Her internal pH, lowering the internal pH favored the ALDH1 MedChemExpress membrane-permeant species
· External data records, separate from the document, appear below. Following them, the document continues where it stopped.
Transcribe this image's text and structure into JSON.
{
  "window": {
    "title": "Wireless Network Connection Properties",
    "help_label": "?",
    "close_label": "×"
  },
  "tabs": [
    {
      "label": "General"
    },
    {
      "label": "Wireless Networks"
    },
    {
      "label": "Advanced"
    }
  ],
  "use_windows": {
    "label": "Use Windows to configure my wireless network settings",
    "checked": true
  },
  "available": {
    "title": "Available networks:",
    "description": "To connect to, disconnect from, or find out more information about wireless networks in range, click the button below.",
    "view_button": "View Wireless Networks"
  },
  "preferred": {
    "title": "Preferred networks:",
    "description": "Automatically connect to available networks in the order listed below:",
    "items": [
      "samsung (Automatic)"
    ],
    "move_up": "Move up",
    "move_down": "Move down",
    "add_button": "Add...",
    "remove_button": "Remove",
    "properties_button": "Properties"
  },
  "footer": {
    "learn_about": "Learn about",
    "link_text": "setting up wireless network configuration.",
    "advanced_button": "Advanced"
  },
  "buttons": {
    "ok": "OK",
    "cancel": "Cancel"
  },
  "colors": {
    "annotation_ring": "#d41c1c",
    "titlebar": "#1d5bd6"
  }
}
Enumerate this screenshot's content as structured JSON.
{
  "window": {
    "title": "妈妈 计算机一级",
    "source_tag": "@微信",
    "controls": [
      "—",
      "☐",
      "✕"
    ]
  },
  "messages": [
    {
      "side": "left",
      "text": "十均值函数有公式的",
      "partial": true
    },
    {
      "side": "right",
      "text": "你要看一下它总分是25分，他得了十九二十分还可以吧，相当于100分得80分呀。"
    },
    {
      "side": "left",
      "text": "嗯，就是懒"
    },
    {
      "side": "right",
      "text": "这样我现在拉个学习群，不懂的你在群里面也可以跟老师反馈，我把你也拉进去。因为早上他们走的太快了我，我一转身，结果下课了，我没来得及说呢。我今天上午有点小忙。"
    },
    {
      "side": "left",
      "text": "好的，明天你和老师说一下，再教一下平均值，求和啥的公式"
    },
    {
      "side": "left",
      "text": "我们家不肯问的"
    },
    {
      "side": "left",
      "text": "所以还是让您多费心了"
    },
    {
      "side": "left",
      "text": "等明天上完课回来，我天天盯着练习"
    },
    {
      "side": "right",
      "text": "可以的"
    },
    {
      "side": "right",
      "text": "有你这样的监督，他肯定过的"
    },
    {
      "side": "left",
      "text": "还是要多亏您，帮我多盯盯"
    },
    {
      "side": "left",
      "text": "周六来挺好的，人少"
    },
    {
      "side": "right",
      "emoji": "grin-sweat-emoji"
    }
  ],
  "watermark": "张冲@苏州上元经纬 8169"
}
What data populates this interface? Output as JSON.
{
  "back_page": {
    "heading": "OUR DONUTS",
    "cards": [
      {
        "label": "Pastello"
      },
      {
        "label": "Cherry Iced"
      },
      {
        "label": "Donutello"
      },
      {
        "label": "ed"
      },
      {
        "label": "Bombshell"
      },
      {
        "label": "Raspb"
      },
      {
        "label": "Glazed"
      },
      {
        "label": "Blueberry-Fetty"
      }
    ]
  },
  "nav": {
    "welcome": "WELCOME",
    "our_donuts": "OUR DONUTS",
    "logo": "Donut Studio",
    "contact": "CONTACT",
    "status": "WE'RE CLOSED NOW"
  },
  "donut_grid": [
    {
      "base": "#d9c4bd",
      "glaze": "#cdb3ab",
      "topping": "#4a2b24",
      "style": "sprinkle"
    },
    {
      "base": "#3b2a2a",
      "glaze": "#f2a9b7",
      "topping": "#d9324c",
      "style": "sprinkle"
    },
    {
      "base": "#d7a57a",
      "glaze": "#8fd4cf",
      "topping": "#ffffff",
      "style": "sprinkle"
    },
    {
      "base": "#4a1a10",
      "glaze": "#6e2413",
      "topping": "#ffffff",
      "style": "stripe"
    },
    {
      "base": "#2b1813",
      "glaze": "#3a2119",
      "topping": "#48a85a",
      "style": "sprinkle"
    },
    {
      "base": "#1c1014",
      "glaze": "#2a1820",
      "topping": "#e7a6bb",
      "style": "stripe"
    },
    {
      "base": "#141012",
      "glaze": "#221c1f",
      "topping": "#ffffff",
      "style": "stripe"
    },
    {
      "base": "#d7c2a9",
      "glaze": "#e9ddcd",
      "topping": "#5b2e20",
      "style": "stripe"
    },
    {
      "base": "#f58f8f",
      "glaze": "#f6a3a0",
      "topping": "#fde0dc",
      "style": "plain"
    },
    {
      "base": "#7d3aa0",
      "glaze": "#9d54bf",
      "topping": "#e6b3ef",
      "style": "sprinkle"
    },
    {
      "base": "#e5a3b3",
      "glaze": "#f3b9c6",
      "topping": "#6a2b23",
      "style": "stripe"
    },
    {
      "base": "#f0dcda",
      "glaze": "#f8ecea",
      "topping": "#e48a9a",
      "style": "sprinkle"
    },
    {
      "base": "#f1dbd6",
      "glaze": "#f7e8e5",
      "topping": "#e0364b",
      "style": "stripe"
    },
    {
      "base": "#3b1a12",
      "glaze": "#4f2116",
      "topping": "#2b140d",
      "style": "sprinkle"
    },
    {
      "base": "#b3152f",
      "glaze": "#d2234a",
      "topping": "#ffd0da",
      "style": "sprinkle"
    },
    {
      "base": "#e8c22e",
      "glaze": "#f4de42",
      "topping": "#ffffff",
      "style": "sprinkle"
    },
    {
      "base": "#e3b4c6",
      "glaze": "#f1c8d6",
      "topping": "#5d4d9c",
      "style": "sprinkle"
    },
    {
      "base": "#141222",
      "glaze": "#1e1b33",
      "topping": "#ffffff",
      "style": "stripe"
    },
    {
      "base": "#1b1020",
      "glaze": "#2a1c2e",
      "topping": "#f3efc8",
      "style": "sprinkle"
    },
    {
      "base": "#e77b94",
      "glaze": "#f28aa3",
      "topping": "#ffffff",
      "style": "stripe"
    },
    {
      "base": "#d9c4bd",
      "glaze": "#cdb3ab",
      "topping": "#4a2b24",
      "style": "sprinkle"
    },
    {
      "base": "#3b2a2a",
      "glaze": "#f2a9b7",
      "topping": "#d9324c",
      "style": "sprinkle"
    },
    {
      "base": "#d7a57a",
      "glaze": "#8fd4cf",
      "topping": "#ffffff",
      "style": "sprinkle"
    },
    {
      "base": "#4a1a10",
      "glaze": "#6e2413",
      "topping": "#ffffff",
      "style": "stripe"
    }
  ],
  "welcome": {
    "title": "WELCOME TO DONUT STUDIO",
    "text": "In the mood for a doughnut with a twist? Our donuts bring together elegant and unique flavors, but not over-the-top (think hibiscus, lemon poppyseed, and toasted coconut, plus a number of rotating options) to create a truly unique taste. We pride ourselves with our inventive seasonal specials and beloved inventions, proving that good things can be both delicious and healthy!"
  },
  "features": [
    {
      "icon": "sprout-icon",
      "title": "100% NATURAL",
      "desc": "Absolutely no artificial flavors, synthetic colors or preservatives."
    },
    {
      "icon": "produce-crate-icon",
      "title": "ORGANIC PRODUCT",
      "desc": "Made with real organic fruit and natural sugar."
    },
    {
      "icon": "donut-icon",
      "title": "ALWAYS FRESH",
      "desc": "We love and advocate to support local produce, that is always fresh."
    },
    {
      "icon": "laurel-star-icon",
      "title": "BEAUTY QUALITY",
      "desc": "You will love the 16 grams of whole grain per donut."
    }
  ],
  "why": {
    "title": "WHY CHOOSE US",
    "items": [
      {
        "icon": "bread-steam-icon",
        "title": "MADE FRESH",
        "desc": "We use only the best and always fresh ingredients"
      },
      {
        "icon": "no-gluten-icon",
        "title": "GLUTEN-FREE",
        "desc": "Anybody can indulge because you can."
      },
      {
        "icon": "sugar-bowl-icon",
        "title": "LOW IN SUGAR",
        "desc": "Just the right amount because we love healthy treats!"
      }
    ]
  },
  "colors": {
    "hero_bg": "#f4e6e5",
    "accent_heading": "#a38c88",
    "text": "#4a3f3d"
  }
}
Her internal pH, lowering the internal pH favored the membrane-permeant species and they diffused out of the liposomes, manifesting as an apparent lack of transport (Fig. 7 C). These final results clearly demonstrate that only the doubly charged protonation state of succinate is transported by VcINDY. Our pH dependence experiments also reveal that VcINDY transport of succinate is not coupled to a proton gradient since the pH dependence of transport is basically identical within the absence (Fig. 7 B) or presence of an inwardly directed (Fig. 7 A) or outwardly directed (Fig. 7 C) pH gradient (when we neglect the effects of direct succinate bilayer permeability).Investigating the interactions between VcINDY and citratetested (Fig. eight C, closed circles). At pH 5.5, where the dianionic type of citrate is most abundant, we observed no inhibitory effects of citrate at 10 mM; nevertheless, increasing the citrate concentration to 25 mM resulted in 60 inhibition of succinate transport (Fig. eight C, openIn our substrate competition assay, we observed no inhibition of succinate transport inside the presence of 1 mM citrate (Fig. six B), a surprising result provided the presumed citrate density in the crystal structure plus the stabilizing effect on the ion on the folded protein (Mancusso et al., 2012). Comparing our transport conditions to those of crystallization, we identified that the VcINDY was crystallized (in 100 mM citrate) at pH six.5, whereas our competitors assay was performed at pH 7.five. At pH 7.five, citrate is predominantly in its deprotonated state, citrate3, whereas at pH 6.5, half the citrate is citrate3, whereas the other half is citrateH2 (Fig. 8 A, green and Cathepsin K web yellow block colors, respectively). Probably VcINDY only binds doubly charged anions, as we demonstrated could be the case with succinate, which would explain why we observed no inhibition by citrate at pH 7.5 where the citrateH2 protonation state is scarce. To test this, we monitored the transport of succinate within the presence of excess (1 mM) citrate at pH 7.five, 6.five, and 5.five. At pH 7.five, both succinate and citrate had been practically totally deprotonated (Fig. eight A, block colors, citrate; line data, succinate). At pH 6.5, having said that, a large population of citrate was dianionic and the majority of succinate was nonetheless deprotonated. At pH five.five, 80 in the citrate are going to be dianionic, whereas 50 from the deprotonated succinate will remain. If citrateH2 binds and inhibits succinate transport by VcINDY, then lowering the pH really should result in observable inhibition. At the 3 distinct pH values, we observed no inhibitory effects of citrate on succinate transport, indicating that at this citrate concentration (1 mM), neither citrate3 nor citrateH2 interacts with VcINDY (Fig. 8 B). We investigated no matter if citrate basically binds at significantly reduced affinity, by measuring succinate transport within the presence of increasing external concentrations of citrate. At pH 7.five, we observed 25 inhibition of transport activity at 75 mM citrate, the highest concentration weFigure 8.Citrate specificity of VcINDY. (A) Theoretical percentage of abundance of the protonation states of citrate (block colors: green, deprotonated; yellow, monoprotonated; orange, diprotonated; red, totally protonated) and succinate (lines: blue, deprotonated; purple, monoprotonated; black, fully protonated) as a function of pH (percentage of abundance was calculated employing HySS software program; Alderighi et al., 1999). (B) Normalized initial rate of succinate (final concentration of 1 using a radiola.